DETROIT -- General Motors plans to cut its powertrain warranty on Chevrolet and GMC vehicles for the 2016 model year, concluding that its standout offer of 100,000-mile coverage -- in place for nearly a decade -- wasn't a strong enough selling point.
The five-year/100,000-mile powertrain coverage -- once touted by former GM CEO Rick Wagoner as a symbol of the improved quality of GM's vehicles -- will be reduced to five years/60,000 miles for '16 models. The brands will continue to offer courtesy transportation and roadside assistance during the coverage period.
The five-year/60,000-mile coverage matches that of many of GM's largest competitors, including Ford, Toyota and Honda. Hyundai and Kia offer a 10-year, 100,000-mile powertrain coverage, which the Korean brands bill as "America's Best Warranty."

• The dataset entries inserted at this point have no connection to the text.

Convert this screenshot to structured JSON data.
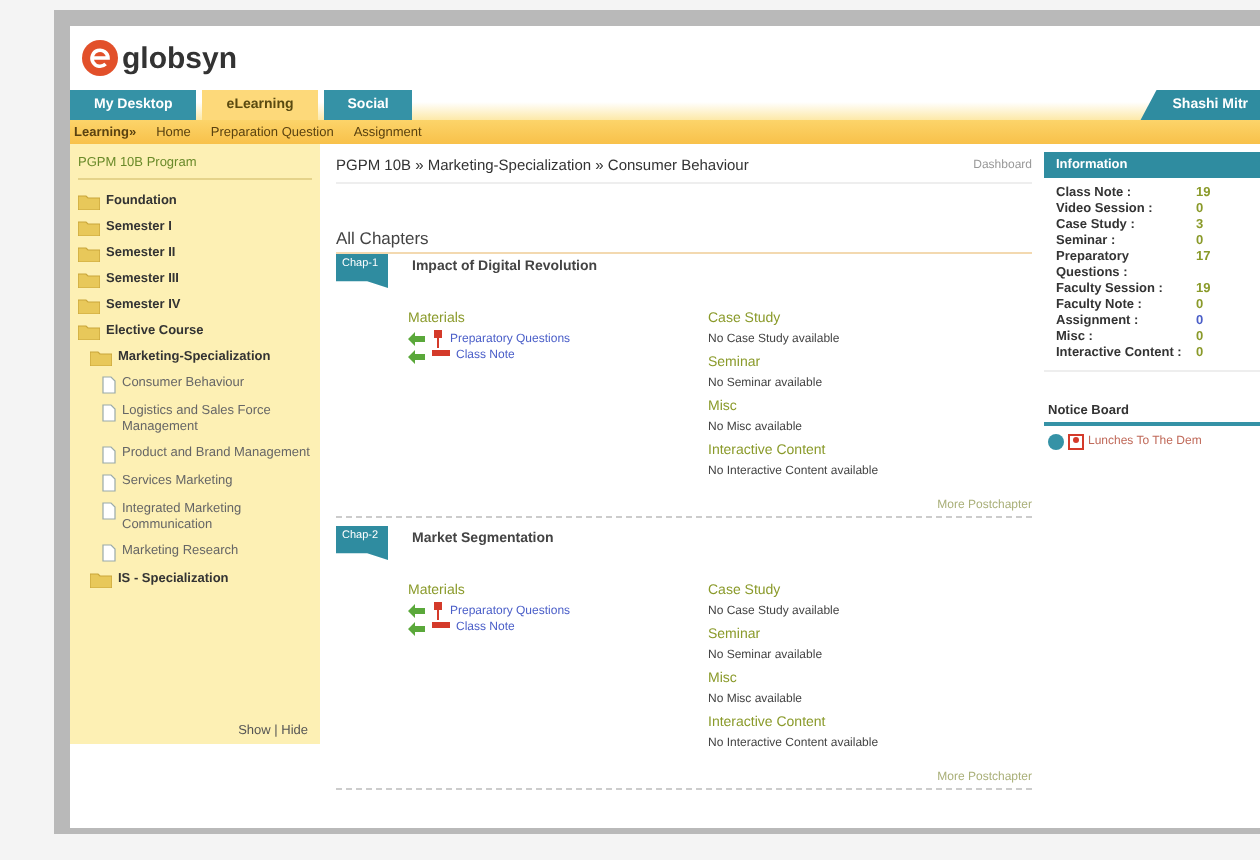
{
  "logo": {
    "text": "globsyn"
  },
  "nav": {
    "tabs": [
      {
        "label": "My Desktop",
        "selected": false
      },
      {
        "label": "eLearning",
        "selected": true
      },
      {
        "label": "Social",
        "selected": false
      }
    ],
    "user": "Shashi Mitr"
  },
  "subnav": {
    "lead": "Learning»",
    "links": [
      "Home",
      "Preparation Question",
      "Assignment"
    ]
  },
  "sidebar": {
    "title": "PGPM 10B Program",
    "toggle": "Show | Hide",
    "tree": [
      {
        "label": "Foundation",
        "kind": "folder"
      },
      {
        "label": "Semester I",
        "kind": "folder"
      },
      {
        "label": "Semester II",
        "kind": "folder"
      },
      {
        "label": "Semester III",
        "kind": "folder"
      },
      {
        "label": "Semester IV",
        "kind": "folder"
      },
      {
        "label": "Elective Course",
        "kind": "folder",
        "children": [
          {
            "label": "Marketing-Specialization",
            "kind": "folder",
            "children": [
              {
                "label": "Consumer Behaviour",
                "kind": "page"
              },
              {
                "label": "Logistics and Sales Force Management",
                "kind": "page"
              },
              {
                "label": "Product and Brand Management",
                "kind": "page"
              },
              {
                "label": "Services Marketing",
                "kind": "page"
              },
              {
                "label": "Integrated Marketing Communication",
                "kind": "page"
              },
              {
                "label": "Marketing Research",
                "kind": "page"
              }
            ]
          },
          {
            "label": "IS - Specialization",
            "kind": "folder"
          }
        ]
      }
    ]
  },
  "main": {
    "breadcrumb": "PGPM 10B » Marketing-Specialization » Consumer Behaviour",
    "side_link": "Dashboard",
    "heading": "All Chapters",
    "chapters": [
      {
        "badge": "Chap-1",
        "title": "Impact of Digital Revolution",
        "materials_heading": "Materials",
        "materials": [
          "Preparatory Questions",
          "Class Note"
        ],
        "sections": [
          {
            "heading": "Case Study",
            "text": "No Case Study available"
          },
          {
            "heading": "Seminar",
            "text": "No Seminar available"
          },
          {
            "heading": "Misc",
            "text": "No Misc available"
          },
          {
            "heading": "Interactive Content",
            "text": "No Interactive Content available"
          }
        ],
        "more": "More Postchapter"
      },
      {
        "badge": "Chap-2",
        "title": "Market Segmentation",
        "materials_heading": "Materials",
        "materials": [
          "Preparatory Questions",
          "Class Note"
        ],
        "sections": [
          {
            "heading": "Case Study",
            "text": "No Case Study available"
          },
          {
            "heading": "Seminar",
            "text": "No Seminar available"
          },
          {
            "heading": "Misc",
            "text": "No Misc available"
          },
          {
            "heading": "Interactive Content",
            "text": "No Interactive Content available"
          }
        ],
        "more": "More Postchapter"
      }
    ]
  },
  "info": {
    "title": "Information",
    "rows": [
      {
        "label": "Class Note :",
        "value": "19",
        "color": "#8a9a2a"
      },
      {
        "label": "Video Session :",
        "value": "0",
        "color": "#8a9a2a"
      },
      {
        "label": "Case Study :",
        "value": "3",
        "color": "#8a9a2a"
      },
      {
        "label": "Seminar :",
        "value": "0",
        "color": "#8a9a2a"
      },
      {
        "label": "Preparatory Questions :",
        "value": "17",
        "color": "#8a9a2a"
      },
      {
        "label": "Faculty Session :",
        "value": "19",
        "color": "#8a9a2a"
      },
      {
        "label": "Faculty Note :",
        "value": "0",
        "color": "#8a9a2a"
      },
      {
        "label": "Assignment :",
        "value": "0",
        "color": "#4a5ec8"
      },
      {
        "label": "Misc :",
        "value": "0",
        "color": "#8a9a2a"
      },
      {
        "label": "Interactive Content :",
        "value": "0",
        "color": "#8a9a2a"
      }
    ]
  },
  "notice": {
    "title": "Notice Board",
    "items": [
      "Lunches To The Dem"
    ]
  }
}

GM also will scale back its offer of two years of free maintenance, including oil changes and tire rotations, on most new Chevy, GMC and Buick vehicles. The brands, which began the free-maintenance deal for model year 2014, will reduce the number of free service visits to two, from four, starting with '16 models.
Both changes were announced in a memo sent to dealers on Wednesday.

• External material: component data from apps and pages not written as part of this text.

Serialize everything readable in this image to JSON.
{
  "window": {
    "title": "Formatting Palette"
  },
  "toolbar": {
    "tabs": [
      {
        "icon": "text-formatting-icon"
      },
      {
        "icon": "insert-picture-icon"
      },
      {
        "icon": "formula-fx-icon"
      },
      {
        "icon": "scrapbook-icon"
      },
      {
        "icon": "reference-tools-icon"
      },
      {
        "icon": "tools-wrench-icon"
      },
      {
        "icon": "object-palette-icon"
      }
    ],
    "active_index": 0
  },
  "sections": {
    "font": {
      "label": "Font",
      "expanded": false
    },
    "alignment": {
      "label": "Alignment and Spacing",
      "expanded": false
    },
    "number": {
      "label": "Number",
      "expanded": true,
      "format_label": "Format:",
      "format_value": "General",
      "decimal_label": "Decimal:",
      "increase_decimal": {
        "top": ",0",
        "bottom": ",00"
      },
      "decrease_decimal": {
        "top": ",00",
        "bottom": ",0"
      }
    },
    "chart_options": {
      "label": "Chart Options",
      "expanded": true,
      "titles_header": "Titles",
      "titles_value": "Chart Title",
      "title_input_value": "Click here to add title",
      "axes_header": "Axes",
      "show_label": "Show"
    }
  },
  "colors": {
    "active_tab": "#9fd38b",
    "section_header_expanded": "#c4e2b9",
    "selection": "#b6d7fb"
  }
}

Perception of quality
GM's 100,000-mile powertrain warranty took effect for the 2007 model year. The move was announced in September 2006 by then-CEO Wagoner during a large press conference along the Detroit River outside of GM's headquarters building.
The decision, which Wagoner and other top executives hashed over for several months, was seen as a way to help close the gap in the perception of quality between GM and its Japanese competitors and give customers more confidence in GM's vehicles. GM also believed it would help boost certified preowned sales.
But it turns out that the extended warranty hasn’t been as big a draw for customers as GM had expected.
"Through research, we have determined that when purchasing a new vehicle, included maintenance and warranty rank low on the list of reasons why consumers consider a particular brand over another," reads the dealer memo, sent by Chevrolet vice president Brian Sweeney and GMC vice president Duncan Aldred.
"As a result, we have benchmarked our competitors, reviewed our current offerings and have concluded the following modifications to align closely with our customers’ needs and expectations," it said.
A GM spokesman said both the powertrain warranty and the inclusion of free scheduled maintenance remain "among the most competitive in the industry."
“The financial impact of this change is immaterial and any savings will be reinvested in features customers value like advanced vehicle technology," he said.
Buick and Cadillac will keep their six-year/70,000-mile coverage, the memo said. That coverage was revised two years ago from the five-year/100,000-mile level.
The Volt plug-in hybrid will retain its 100,000-mile warranty on its battery pack and drive unit, a Chevy spokesman said.
GM rolled out the free-maintenance program as a customer-retention move. At GM's annual shareholders meeting in June 2013, then-CEO Dan Akerson said it was meant to "forge even stronger relationships" between GM dealerships and customers and "to kick the ownership experience off on the right foot."
Some dealers have said that many customers don't bother to take advantage of the program, which includes a 27-point inspection.